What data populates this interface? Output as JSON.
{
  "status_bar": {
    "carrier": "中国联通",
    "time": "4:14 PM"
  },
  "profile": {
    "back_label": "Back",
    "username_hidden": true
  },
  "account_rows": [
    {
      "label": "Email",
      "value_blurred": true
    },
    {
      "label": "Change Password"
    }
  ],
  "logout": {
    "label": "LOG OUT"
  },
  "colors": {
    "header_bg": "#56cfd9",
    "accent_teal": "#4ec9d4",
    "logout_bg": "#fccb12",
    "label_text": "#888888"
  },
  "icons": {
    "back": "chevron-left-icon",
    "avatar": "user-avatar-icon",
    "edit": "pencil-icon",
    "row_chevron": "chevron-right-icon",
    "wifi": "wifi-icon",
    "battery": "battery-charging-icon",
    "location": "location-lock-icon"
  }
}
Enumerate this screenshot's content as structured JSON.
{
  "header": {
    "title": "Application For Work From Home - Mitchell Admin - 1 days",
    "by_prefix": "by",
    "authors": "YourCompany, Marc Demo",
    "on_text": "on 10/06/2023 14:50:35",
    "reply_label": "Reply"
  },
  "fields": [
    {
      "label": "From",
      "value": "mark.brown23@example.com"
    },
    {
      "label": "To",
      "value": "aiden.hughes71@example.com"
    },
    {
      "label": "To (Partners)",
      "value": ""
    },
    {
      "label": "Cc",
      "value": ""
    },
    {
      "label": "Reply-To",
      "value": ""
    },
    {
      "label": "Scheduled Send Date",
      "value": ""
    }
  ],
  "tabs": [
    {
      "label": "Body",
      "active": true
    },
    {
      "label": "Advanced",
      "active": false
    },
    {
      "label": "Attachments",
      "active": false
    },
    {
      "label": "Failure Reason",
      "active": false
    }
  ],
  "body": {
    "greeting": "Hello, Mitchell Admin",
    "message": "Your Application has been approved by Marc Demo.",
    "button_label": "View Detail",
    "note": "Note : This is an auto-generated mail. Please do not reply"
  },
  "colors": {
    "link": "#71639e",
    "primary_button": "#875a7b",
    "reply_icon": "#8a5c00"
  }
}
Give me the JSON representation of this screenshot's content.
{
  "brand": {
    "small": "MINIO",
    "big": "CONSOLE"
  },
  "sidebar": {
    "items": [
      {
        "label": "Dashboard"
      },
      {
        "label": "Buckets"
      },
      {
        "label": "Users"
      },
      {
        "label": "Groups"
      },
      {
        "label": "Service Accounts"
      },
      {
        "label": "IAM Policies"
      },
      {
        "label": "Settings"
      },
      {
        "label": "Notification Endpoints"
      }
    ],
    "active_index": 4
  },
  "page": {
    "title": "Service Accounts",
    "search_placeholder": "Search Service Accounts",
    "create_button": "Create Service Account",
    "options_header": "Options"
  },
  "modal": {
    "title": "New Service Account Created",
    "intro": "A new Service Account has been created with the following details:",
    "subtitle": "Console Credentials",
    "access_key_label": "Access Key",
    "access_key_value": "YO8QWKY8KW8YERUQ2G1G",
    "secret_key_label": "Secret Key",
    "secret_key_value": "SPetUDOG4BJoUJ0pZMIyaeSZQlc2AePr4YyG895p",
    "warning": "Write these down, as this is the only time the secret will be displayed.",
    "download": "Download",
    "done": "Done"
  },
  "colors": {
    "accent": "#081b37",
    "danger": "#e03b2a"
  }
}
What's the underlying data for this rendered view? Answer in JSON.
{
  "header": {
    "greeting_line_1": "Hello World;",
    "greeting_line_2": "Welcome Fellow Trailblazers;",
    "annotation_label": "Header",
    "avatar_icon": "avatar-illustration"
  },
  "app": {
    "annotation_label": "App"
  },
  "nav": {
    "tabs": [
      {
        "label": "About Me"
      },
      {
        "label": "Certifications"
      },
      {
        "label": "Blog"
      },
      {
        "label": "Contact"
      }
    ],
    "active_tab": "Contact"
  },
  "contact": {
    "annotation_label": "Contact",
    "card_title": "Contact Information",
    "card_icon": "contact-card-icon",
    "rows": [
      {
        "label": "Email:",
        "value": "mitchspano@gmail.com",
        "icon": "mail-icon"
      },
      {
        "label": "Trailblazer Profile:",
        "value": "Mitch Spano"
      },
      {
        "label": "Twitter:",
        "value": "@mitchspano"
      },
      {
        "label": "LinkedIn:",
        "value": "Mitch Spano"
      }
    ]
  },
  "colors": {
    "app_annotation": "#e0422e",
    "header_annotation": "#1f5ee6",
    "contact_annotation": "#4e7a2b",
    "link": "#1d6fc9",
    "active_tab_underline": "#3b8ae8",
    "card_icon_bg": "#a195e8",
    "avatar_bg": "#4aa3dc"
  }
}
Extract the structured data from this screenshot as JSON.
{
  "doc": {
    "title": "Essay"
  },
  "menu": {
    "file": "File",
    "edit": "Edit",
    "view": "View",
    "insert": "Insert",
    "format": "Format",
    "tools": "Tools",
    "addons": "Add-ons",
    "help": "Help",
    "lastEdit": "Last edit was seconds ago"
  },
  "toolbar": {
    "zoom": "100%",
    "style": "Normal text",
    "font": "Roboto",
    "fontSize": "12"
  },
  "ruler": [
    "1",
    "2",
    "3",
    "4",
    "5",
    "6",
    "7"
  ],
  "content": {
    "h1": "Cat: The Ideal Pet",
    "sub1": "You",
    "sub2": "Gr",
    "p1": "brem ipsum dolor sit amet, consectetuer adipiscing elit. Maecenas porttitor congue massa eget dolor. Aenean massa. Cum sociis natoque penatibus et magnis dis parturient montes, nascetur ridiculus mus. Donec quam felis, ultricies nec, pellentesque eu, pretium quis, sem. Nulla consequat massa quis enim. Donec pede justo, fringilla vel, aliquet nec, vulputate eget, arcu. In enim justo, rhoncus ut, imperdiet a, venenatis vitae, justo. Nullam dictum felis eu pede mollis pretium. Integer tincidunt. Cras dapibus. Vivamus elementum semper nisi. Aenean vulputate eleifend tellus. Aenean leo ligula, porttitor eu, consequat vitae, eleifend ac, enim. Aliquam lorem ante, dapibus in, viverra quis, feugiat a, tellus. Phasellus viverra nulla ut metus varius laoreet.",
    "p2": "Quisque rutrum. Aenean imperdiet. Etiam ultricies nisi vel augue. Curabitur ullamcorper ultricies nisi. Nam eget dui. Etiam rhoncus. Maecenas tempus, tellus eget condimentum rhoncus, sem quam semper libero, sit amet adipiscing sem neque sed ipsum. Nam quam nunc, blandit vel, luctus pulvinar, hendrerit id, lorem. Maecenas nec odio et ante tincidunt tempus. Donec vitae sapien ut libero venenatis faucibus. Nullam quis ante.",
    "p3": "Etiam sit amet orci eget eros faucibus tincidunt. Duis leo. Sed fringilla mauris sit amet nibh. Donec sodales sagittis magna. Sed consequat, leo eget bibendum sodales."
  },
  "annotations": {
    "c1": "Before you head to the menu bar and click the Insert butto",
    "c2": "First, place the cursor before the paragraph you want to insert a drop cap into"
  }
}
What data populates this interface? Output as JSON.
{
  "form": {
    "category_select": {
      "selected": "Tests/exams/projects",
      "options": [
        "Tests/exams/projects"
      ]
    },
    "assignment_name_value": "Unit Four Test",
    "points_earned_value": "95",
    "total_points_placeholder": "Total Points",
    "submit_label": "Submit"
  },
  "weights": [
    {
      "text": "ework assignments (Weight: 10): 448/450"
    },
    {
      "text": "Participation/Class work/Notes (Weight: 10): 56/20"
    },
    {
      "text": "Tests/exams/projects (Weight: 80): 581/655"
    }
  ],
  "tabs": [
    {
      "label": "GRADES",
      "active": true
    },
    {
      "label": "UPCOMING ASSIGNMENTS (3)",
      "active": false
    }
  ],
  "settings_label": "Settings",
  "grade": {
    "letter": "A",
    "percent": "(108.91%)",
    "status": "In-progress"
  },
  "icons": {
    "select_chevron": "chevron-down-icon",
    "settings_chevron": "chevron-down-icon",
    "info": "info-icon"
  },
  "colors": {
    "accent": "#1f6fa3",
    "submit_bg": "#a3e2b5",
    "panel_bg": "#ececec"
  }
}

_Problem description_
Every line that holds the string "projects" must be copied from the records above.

_The answer_
      "selected": "Tests/exams/projects",
        "Tests/exams/projects"
      "text": "Tests/exams/projects (Weight: 80): 581/655"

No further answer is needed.